(Task requirements): Repeat the records exactly. Leave out the pictures.

(Source material):
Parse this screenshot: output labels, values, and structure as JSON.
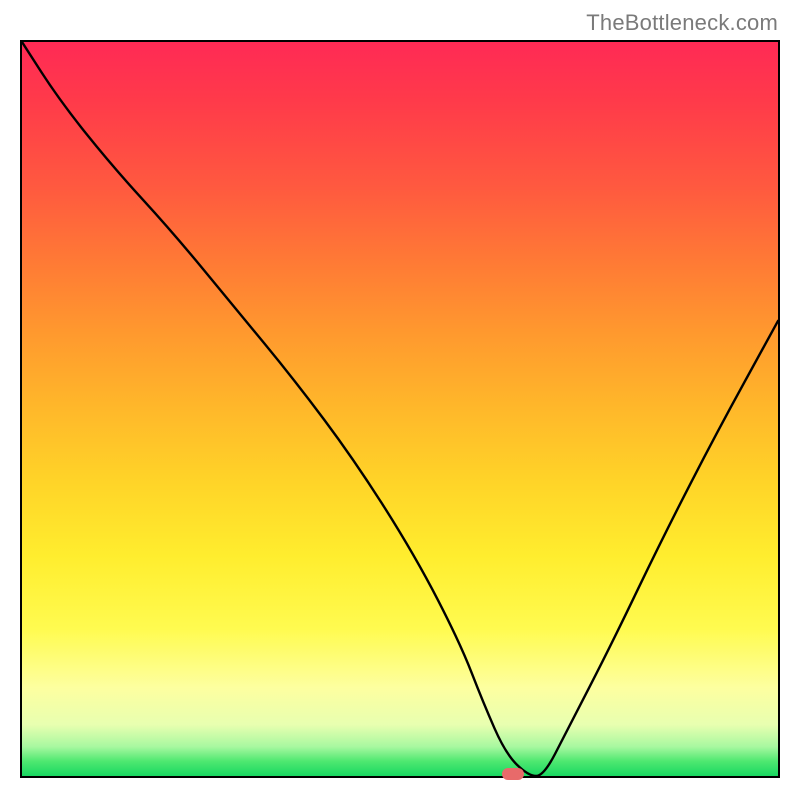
{
  "watermark": "TheBottleneck.com",
  "chart_data": {
    "type": "line",
    "title": "",
    "xlabel": "",
    "ylabel": "",
    "xlim": [
      0,
      100
    ],
    "ylim": [
      0,
      100
    ],
    "grid": false,
    "legend": false,
    "background_gradient": {
      "top": "#ff2a55",
      "upper_mid": "#ffb82a",
      "lower_mid": "#ffed2e",
      "bottom": "#19d862"
    },
    "series": [
      {
        "name": "bottleneck-curve",
        "color": "#000000",
        "x": [
          0,
          5,
          12,
          20,
          28,
          36,
          44,
          52,
          58,
          61,
          64,
          67,
          69,
          72,
          78,
          85,
          92,
          100
        ],
        "values": [
          100,
          92,
          83,
          74,
          64,
          54,
          43,
          30,
          18,
          10,
          3,
          0,
          0,
          6,
          18,
          33,
          47,
          62
        ]
      }
    ],
    "marker": {
      "name": "optimal-point",
      "x": 65,
      "y": 0,
      "color": "#e86a6a"
    }
  }
}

(Written reply):
Parse this screenshot: output labels, values, and structure as JSON.
{
  "watermark": "TheBottleneck.com",
  "chart_data": {
    "type": "line",
    "title": "",
    "xlabel": "",
    "ylabel": "",
    "xlim": [
      0,
      100
    ],
    "ylim": [
      0,
      100
    ],
    "grid": false,
    "legend": false,
    "background_gradient": {
      "top": "#ff2a55",
      "upper_mid": "#ffb82a",
      "lower_mid": "#ffed2e",
      "bottom": "#19d862"
    },
    "series": [
      {
        "name": "bottleneck-curve",
        "color": "#000000",
        "x": [
          0,
          5,
          12,
          20,
          28,
          36,
          44,
          52,
          58,
          61,
          64,
          67,
          69,
          72,
          78,
          85,
          92,
          100
        ],
        "values": [
          100,
          92,
          83,
          74,
          64,
          54,
          43,
          30,
          18,
          10,
          3,
          0,
          0,
          6,
          18,
          33,
          47,
          62
        ]
      }
    ],
    "marker": {
      "name": "optimal-point",
      "x": 65,
      "y": 0,
      "color": "#e86a6a"
    }
  }
}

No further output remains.